I like Google Docs. I had used it previously, and it was easy enough to learn. Actually setting up each of the different types of documents was easy enough as well. At first, I wasn’t paying close enough attention and when sharing didn’t notice the difference between sending to edit – showed up as sending to a collaborator, and sending to view – showed up as sending to a viewer. Another slightly confusing element was that forms were viewed under a spreadsheet heading. I also learned that the document box had to be checked in order to move that item to a folder.
One of the most appealing features is being able to have access to Windows Office type document creation tools from any computer, which can then be sent to your e-mail address for retrieval at your home computer.
I will add the Google Docs Blog (http://googledocs.blogspot.com/ ) to my RSS feeds.
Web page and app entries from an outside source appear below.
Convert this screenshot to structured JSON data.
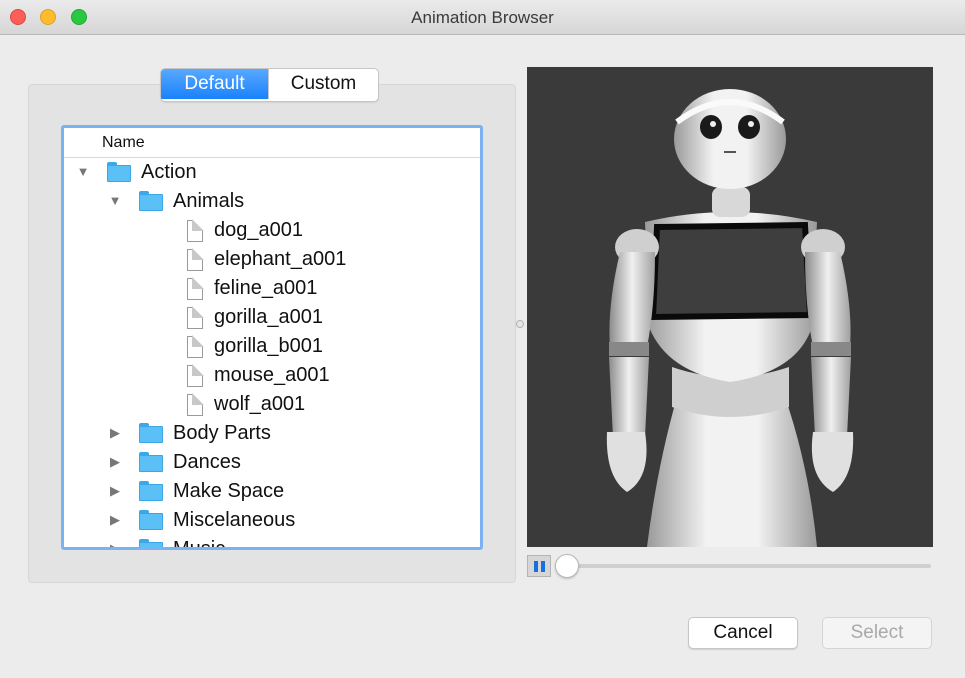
{
  "window": {
    "title": "Animation Browser"
  },
  "tabs": {
    "default_label": "Default",
    "custom_label": "Custom",
    "selected": "Default"
  },
  "tree": {
    "column_header": "Name",
    "rows": [
      {
        "label": "Action",
        "type": "folder",
        "depth": 0,
        "expanded": true
      },
      {
        "label": "Animals",
        "type": "folder",
        "depth": 1,
        "expanded": true
      },
      {
        "label": "dog_a001",
        "type": "file",
        "depth": 2
      },
      {
        "label": "elephant_a001",
        "type": "file",
        "depth": 2
      },
      {
        "label": "feline_a001",
        "type": "file",
        "depth": 2
      },
      {
        "label": "gorilla_a001",
        "type": "file",
        "depth": 2
      },
      {
        "label": "gorilla_b001",
        "type": "file",
        "depth": 2
      },
      {
        "label": "mouse_a001",
        "type": "file",
        "depth": 2
      },
      {
        "label": "wolf_a001",
        "type": "file",
        "depth": 2
      },
      {
        "label": "Body Parts",
        "type": "folder",
        "depth": 1,
        "expanded": false
      },
      {
        "label": "Dances",
        "type": "folder",
        "depth": 1,
        "expanded": false
      },
      {
        "label": "Make Space",
        "type": "folder",
        "depth": 1,
        "expanded": false
      },
      {
        "label": "Miscelaneous",
        "type": "folder",
        "depth": 1,
        "expanded": false
      },
      {
        "label": "Music",
        "type": "folder",
        "depth": 1,
        "expanded": false
      }
    ]
  },
  "preview": {
    "playback_state": "playing",
    "progress": 0.0
  },
  "buttons": {
    "cancel_label": "Cancel",
    "select_label": "Select",
    "select_enabled": false
  },
  "colors": {
    "accent": "#1a82fb",
    "viewport_bg": "#3a3a3a",
    "focus_ring": "#7db2f2"
  }
}
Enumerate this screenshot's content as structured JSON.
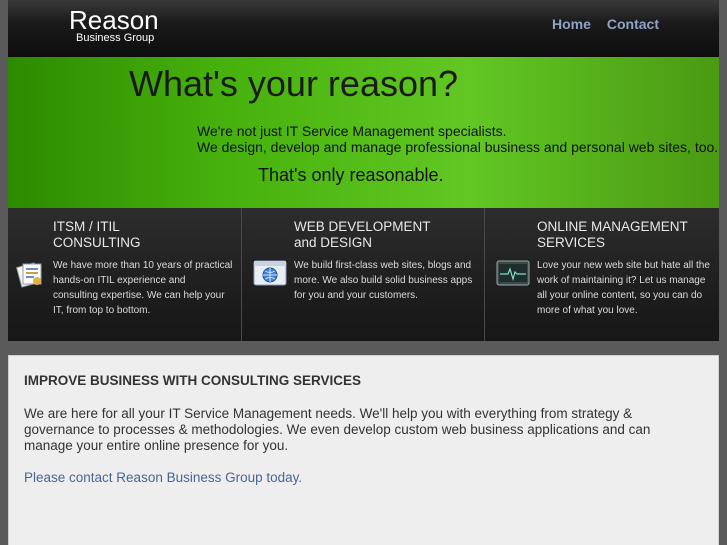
{
  "header": {
    "logo_title": "Reason",
    "logo_subtitle": "Business Group",
    "nav": [
      {
        "label": "Home"
      },
      {
        "label": "Contact"
      }
    ]
  },
  "hero": {
    "title": "What's your reason?",
    "line1": "We're not just IT Service Management specialists.",
    "line2": "We design, develop and manage professional business and personal web sites, too.",
    "tagline": "That's only reasonable."
  },
  "services": [
    {
      "title_line1": "ITSM / ITIL",
      "title_line2": "CONSULTING",
      "body": "We have more than 10 years of practical hands-on ITIL experience and consulting expertise. We can help your IT, from top to bottom.",
      "icon": "documents-icon"
    },
    {
      "title_line1": "WEB DEVELOPMENT",
      "title_line2": "and DESIGN",
      "body": "We build first-class web sites, blogs and more. We also build solid business apps for you and your customers.",
      "icon": "browser-globe-icon"
    },
    {
      "title_line1": "ONLINE MANAGEMENT",
      "title_line2": "SERVICES",
      "body": "Love your new web site but hate all the work of maintaining it? Let us manage all your online content, so you can do more of what you love.",
      "icon": "monitor-pulse-icon"
    }
  ],
  "content": {
    "heading": "IMPROVE BUSINESS WITH CONSULTING SERVICES",
    "body": "We are here for all your IT Service Management needs. We'll help you with everything from strategy & governance to processes & methodologies. We even develop custom web business applications and can manage your entire online presence for you.",
    "link": "Please contact Reason Business Group today."
  },
  "colors": {
    "nav_link": "#8fa3c4",
    "hero_green": "#46b10c",
    "content_link": "#4b6597"
  }
}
Web2Access evaluated only the word processor (http://www.web2access.org.uk/product/147). Ratings were 67% for those with blindness/severe visual impairments, those with partial vision/visual acuity, and those with hearing impairments. Google Docs was rated as fairly accessible with some weaknesses, and deficiencies varied according to the application used. The log-in used Captcha, which weakened the ratings, and it was also noted that it was necessary to know keyboard shortcuts for the best accessibility.